Were on the front line: the teens pushing for flavored e-cigarettes ban
The Massachusetts state house passed a bill banning the products with an unlikely pressure group: suburban Boston teens outraged at the health damage
The Massachusetts state house of representatives passed a bill banning flavored tobacco products, including flavored e-cigarettes, in a major defeat for Americas embattled vaping industry.
Behind the bills momentum is an unlikely pressure group: suburban Boston teenagers, outraged at what they saw as the immense health damage done to their friends and peers in their own school, as well as across Massachusetts and the rest of the US.
The teens pushed for the bill after they said they had watched one classmate after another get addicted to vaping or Juuling, as they called it in the school bathroom, on the field and even in the classroom.
But like teenaged activists lobbying for gun control and to curb climate change, the students said they have come up against an old enemy: big spending to defend corporate interests.
I felt the adults they do just care about the money, said Jessica West, a 16-year-old student at Holbrook middle high school, about 20 minutes from Boston. Theyre not really worried about all the kids getting addicted to these products, theyre making money thats all that matters to them.
In their effort to restrict e-cigarette flavors, members of the schools civics club, with their adviser, Mary Clougher, attended town halls, state legislative hearings and rallies across Massachusetts.The bill is now headed to the state senate.
We are still trying to get it passed. We just want to see where the bill will take us in the future, said Aaron Cullity, 15, also a student at Holbrook.

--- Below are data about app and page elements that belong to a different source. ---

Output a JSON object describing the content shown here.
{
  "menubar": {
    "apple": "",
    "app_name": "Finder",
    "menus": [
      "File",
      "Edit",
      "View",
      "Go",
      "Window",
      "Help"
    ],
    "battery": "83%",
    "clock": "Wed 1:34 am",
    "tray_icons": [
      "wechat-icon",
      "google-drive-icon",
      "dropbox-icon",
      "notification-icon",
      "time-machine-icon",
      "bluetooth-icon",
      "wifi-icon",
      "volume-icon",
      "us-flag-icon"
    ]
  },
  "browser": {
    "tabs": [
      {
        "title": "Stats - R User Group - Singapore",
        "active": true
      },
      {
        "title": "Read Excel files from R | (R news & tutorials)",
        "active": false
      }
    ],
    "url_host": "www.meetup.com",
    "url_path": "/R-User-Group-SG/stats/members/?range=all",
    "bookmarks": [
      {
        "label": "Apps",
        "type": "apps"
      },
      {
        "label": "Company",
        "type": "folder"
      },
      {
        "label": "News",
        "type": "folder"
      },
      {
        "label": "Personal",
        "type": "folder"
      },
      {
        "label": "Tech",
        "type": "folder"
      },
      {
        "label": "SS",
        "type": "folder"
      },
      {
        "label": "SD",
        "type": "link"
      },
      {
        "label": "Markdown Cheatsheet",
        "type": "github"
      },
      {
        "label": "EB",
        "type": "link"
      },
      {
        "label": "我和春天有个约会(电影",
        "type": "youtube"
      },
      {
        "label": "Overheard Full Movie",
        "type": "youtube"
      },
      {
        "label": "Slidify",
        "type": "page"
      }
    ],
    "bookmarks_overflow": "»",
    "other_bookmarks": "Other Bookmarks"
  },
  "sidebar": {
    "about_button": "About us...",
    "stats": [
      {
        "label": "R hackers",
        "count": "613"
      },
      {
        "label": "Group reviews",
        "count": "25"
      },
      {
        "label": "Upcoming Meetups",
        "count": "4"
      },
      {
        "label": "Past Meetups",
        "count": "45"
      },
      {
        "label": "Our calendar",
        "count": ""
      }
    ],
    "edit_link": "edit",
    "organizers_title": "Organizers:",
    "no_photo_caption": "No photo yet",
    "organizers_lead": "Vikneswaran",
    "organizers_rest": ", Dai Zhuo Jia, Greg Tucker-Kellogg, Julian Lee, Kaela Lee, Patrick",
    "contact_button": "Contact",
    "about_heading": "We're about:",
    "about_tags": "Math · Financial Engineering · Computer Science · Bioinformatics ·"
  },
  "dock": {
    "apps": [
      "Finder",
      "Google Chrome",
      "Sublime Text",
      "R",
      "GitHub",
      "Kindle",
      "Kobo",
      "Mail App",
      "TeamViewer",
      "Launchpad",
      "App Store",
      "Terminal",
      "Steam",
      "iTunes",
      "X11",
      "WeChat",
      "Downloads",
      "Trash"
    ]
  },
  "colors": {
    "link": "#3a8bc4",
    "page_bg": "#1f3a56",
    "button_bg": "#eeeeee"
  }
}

The Holbrook teens are not the first to come out against e-cigarettes. A YouTube campaign called Juulers Against Juul features children who are self-professed addicts calling for restrictions. However, the Holbrook civics club effort appears to be the first successful legislative push, and the tobacco industry has responded with an all-out lobbying campaign against the flavor bans.